**TASK INPUT:**
'''

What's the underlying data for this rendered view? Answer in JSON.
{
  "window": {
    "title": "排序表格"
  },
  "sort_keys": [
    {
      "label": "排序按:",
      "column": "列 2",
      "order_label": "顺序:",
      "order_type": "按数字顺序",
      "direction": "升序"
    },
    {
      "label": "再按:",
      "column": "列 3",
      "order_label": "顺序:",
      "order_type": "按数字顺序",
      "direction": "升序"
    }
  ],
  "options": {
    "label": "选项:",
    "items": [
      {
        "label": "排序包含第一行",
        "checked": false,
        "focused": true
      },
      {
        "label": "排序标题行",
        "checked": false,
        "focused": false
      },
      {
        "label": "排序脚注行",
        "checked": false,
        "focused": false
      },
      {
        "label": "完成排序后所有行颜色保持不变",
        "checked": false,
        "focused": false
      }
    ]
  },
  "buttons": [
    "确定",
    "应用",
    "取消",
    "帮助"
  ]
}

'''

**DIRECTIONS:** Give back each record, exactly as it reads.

**EXERCISE ANSWER:**
What's the underlying data for this rendered view? Answer in JSON.
{
  "window": {
    "title": "排序表格"
  },
  "sort_keys": [
    {
      "label": "排序按:",
      "column": "列 2",
      "order_label": "顺序:",
      "order_type": "按数字顺序",
      "direction": "升序"
    },
    {
      "label": "再按:",
      "column": "列 3",
      "order_label": "顺序:",
      "order_type": "按数字顺序",
      "direction": "升序"
    }
  ],
  "options": {
    "label": "选项:",
    "items": [
      {
        "label": "排序包含第一行",
        "checked": false,
        "focused": true
      },
      {
        "label": "排序标题行",
        "checked": false,
        "focused": false
      },
      {
        "label": "排序脚注行",
        "checked": false,
        "focused": false
      },
      {
        "label": "完成排序后所有行颜色保持不变",
        "checked": false,
        "focused": false
      }
    ]
  },
  "buttons": [
    "确定",
    "应用",
    "取消",
    "帮助"
  ]
}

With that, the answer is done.